“Product and process and profit all flow from getting the right people,” he adds. “I just focus on getting the right people together, and that always works for me…when I look at an investor, I look at them as ‘would I want to hire this person? Do they have skills I would happily employ on the team?’ And I couldn’t say that about these people who wanted to offer me the money.”

Of course, by turning down the outside funding, Marshall also understands the decision could impact the larger vision he had involving making Over a more professional product. But he also didn’t want to put himself in a situation where he felt pressured by the money to find an “exit” if things didn’t progress the way investors wanted. (If only more companies could say this!)

Now on Android, the app offers a “thumb-friendly” navigation style designed to work better on larger-screened phones, while also introducing the handful of features noted above, which are now being developed for iOS.

The new store experience will be especially helpful, too, as it’s something of a pain point for the company today.


When Over was featured by Apple during the App Store’s recent birthday, the app, normally $1.99, went free and saw 4.6 million downloads during the week. But issues with the store prevented conversions from being as high as they should have been.

“Our store was breaking…we still made some money, but we didn’t make anywhere close to what we should have made,” Marshall admits. “We’re talking abysmal failures rates,” he says. Those conversion rates were not even close to 1%, but the hope is the fixes now on Android, and soon iOS, will address those problems. That can’t happen fast enough, because I just tried to buy an artwork pack on iOS today, and was given an error message instead of a download.

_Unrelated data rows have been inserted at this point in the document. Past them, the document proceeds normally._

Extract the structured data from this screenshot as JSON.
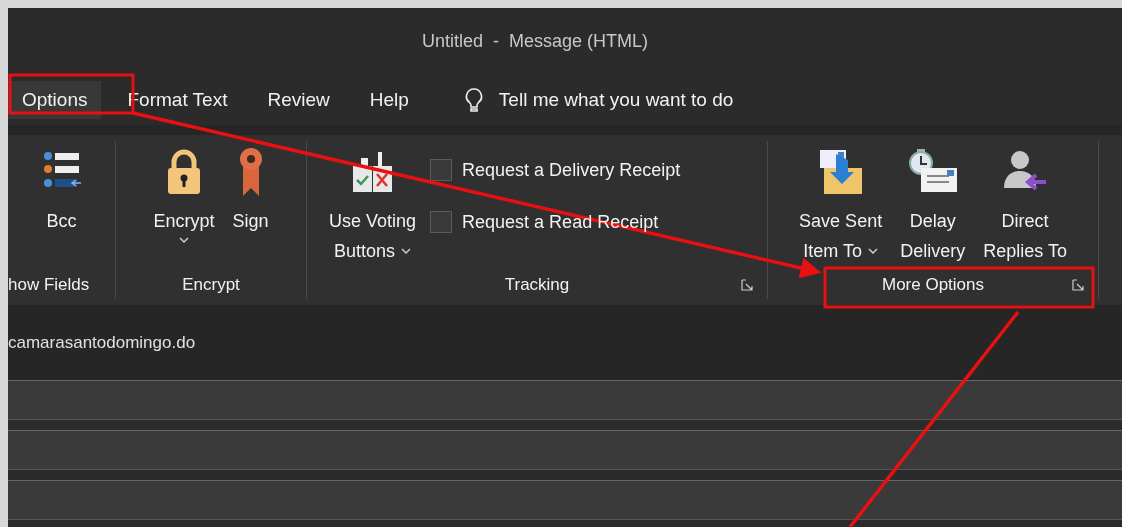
{
  "window": {
    "title": "Untitled  -  Message (HTML)"
  },
  "tabs": [
    {
      "label": "Options",
      "selected": true
    },
    {
      "label": "Format Text",
      "selected": false
    },
    {
      "label": "Review",
      "selected": false
    },
    {
      "label": "Help",
      "selected": false
    }
  ],
  "tell_me": {
    "placeholder": "Tell me what you want to do"
  },
  "ribbon": {
    "groups": [
      {
        "label": "how Fields",
        "launcher": false,
        "items": [
          {
            "lines": [
              "Bcc"
            ],
            "dropdown": false
          }
        ]
      },
      {
        "label": "Encrypt",
        "launcher": false,
        "items": [
          {
            "lines": [
              "Encrypt"
            ],
            "dropdown": true
          },
          {
            "lines": [
              "Sign"
            ],
            "dropdown": false
          }
        ]
      },
      {
        "label": "Tracking",
        "launcher": true,
        "items": [
          {
            "lines": [
              "Use Voting",
              "Buttons"
            ],
            "dropdown": true
          }
        ],
        "checkboxes": [
          {
            "label": "Request a Delivery Receipt",
            "checked": false
          },
          {
            "label": "Request a Read Receipt",
            "checked": false
          }
        ]
      },
      {
        "label": "More Options",
        "launcher": true,
        "items": [
          {
            "lines": [
              "Save Sent",
              "Item To"
            ],
            "dropdown": true
          },
          {
            "lines": [
              "Delay",
              "Delivery"
            ],
            "dropdown": false
          },
          {
            "lines": [
              "Direct",
              "Replies To"
            ],
            "dropdown": false
          }
        ]
      }
    ]
  },
  "address": {
    "text": "camarasantodomingo.do"
  }
}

Over is now the core product for the company, formerly known as Potluck, though it still has some spin-offs like Obaby (a baby-focused version of Over) live in the App Store. While those generate some income, Over is the app being actively developed, and for Android, it will be the only application – at least for now.

Longer-term, Marshall says the plan is to roll out a suite of related apps that help people be creative on mobile devices.

Over is 99 cents on Google Play for a limited time during its launch.